The return to the office – post-pandemic – has not been a one-size-fits all scenario. Across the nation, organizations large and small are offering employees flex schedules and hybrid working models, allowing them to work two or three days in the office and the remaining days remotely. Other companies have provided for a substantial number of employees to work remotely full time. These new models are likely to remain the norm for the foreseeable future.
When faced with an investigation involving some employee witnesses who work on-site and others remotely, or a combination of both, needless to say, challenges are likely to arise. How do you ensure your workplace is prompt, thorough, and impartial in the new hybrid world? This blog identifies issues that may arise for external workplace investigators within the hybrid model and offers key strategies to navigate the investigation process.

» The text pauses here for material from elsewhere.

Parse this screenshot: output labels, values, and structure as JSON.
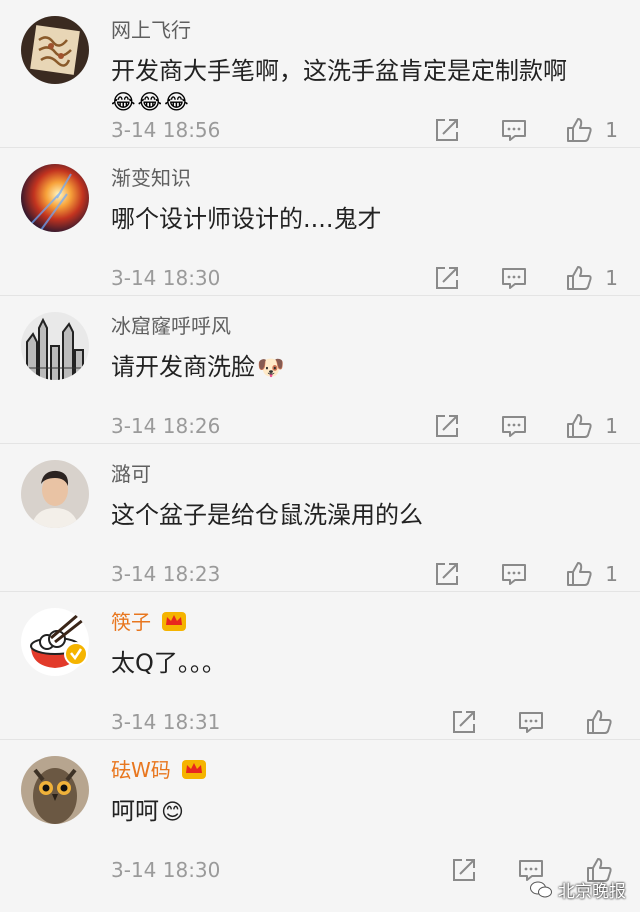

- Evaluate the Company’s Work Model at the Start. It’s important to pause at the start of your investigation and assess the organization’s work model. The company may have written policies pertaining to a hybrid, flex, or remote work model and if so, it is helpful to review the policies to get a sense of not only schedules, but also expectations and culture. A few types of hybrid work models you may come across include, but are not limited to:
- Office-Occasional: Employees work in the office one or two days a week, allowing them to attend important team meetings face-to-face;
- Office-First: The organization prefers that most people work from the office, although they still offer a remote policy;
- Flexible Schedules (Manager-led): Managers determine who works from home and who works in the office; and
- Flexible Schedules (Employee-led): Employees determine their days to come into work, or choose from preset options.
Understanding the specific hybrid or remote model implemented by the organization is a good start to preparing your investigation plan and establishing next steps.
- Consider the Appropriate Interview Format. In consultation with the organization, consider the best format for the investigation. Although in-person interviews are widely recognized as the optimal approach, many employers now rely on or prefer remote investigations, which serve as a practical option for an organization with a hybrid model. Remote investigations are convenient, efficient, and allow for investigators to conduct prompt interviews of witnesses regardless of their location. At the same time, remote investigations can present privacy, confidentiality and data security challenges that should be weighed against the practicality of the remote process. If in-person interviews are preferred, analyze the specific facts and circumstances of the complaint when addressing format – for example, if conducting in-person interviews, it may be prudent to schedule interviews such that you avoid relevant parties or witnesses running into one another unnecessarily. If using a virtual format, consider how addressing sensitive topics via videoconference could be compromised and reflect on how best to build rapport. If warranted, take time to discuss a hybrid investigation option with the organization – in which you conduct critical interviews in-person and witness interviews remotely. If conducting both virtual and in-person interviews, account for as many differences between the two formats to avoid the perception of bias – for example, if water is provided to in-person interviewees, ensure virtual interviewees equally have the opportunity to get a glass of water; inform interviewees in both formats they may leave the interview to take a break at any time. Taking time up front to consider logistical, scheduling, and other process issues in order to determine an appropriate format will help down the road.
- Strategize with Purpose and Intent. As with all investigations, it is necessary to prepare a well-planned investigation strategy. And even more so when dealing with employee witnesses with varying schedules and in different locations. With in-person interviews, consider any office reconfigurations or adjustments made as a result of the pandemic that may impact privacy and confidentiality, for instance Plexiglas dividers or the proximity of employees’ workspaces to one another. Also consider scheduling logistics and whether relevant employee witnesses will be in the office on particular days. Is a critical witness only available in-person on Wednesdays and every other Friday? Are any relevant witnesses working remotely in a different time zone? Be aware of the organization’s COVID policies that will impact any in-person interviews. It can be helpful to prepare a separate chart to help you keep track of each employee witness, their schedule, the status of their interview, and whether the interview will be conducted in-person or virtually. An example may look something like this:
- Be Mindful of Evidence Collection. As workplace investigators, we know how important it is to collect relevant documentary and physical evidence. Beyond emails and text messages, hybrid workplaces often incorporate communication platforms such as Slack and Microsoft Teams. Ensure that you verify whether any potential evidence is memorialized in any of these additional messaging mediums.
- Remember Procedural Fairness Still Applies. Regardless of the investigative medium or format, it is important to conduct an unbiased and impartial investigation using best practices. This means maintaining procedural fairness and integrity throughout the process by treating all parties fairly and providing them equal opportunity to disclose information and responses to you. Additionally, it is important to document any methodology determinations, specifically the decision to conduct all or some interviews virtually and the reasons in support of the decision, in your ultimate report. This will memorialize the consideration given, confirm consistency of the format, or explain any discrepancies.
By moving through an investigation involving hybrid workers methodically and with intention, you will have the tools you need to act promptly and efficiently, gather the relevant facts, and make well-informed decisions.